What the task requires >> From the entries below, copy out all lines holding "true".

Data for this exercise >>
▼

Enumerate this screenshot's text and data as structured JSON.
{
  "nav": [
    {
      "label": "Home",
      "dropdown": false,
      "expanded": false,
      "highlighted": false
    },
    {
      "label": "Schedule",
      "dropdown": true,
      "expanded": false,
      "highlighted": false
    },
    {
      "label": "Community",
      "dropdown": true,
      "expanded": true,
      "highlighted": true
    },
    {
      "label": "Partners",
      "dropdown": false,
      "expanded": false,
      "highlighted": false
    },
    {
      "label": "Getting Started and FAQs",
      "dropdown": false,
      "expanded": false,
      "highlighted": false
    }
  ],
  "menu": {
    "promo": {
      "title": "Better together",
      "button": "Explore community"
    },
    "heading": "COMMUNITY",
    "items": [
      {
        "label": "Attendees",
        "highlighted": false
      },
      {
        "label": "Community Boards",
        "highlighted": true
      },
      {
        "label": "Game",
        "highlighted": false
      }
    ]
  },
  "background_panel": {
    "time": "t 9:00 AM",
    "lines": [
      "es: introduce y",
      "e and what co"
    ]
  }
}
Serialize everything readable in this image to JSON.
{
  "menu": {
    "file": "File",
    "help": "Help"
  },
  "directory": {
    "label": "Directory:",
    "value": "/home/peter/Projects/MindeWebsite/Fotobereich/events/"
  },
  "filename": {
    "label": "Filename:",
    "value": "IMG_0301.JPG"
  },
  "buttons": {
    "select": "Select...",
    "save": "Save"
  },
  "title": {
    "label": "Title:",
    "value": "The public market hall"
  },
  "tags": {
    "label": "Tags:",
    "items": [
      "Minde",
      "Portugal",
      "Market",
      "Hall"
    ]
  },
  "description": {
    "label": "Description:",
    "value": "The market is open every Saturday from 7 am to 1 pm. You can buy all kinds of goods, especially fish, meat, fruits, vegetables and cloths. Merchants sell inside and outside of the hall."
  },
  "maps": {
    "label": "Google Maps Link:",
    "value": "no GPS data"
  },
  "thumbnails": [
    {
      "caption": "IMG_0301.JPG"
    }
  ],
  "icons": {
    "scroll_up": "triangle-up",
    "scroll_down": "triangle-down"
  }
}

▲

Task result >>
      "dropdown": true,
      "dropdown": true,
      "expanded": true,
      "highlighted": true
        "highlighted": true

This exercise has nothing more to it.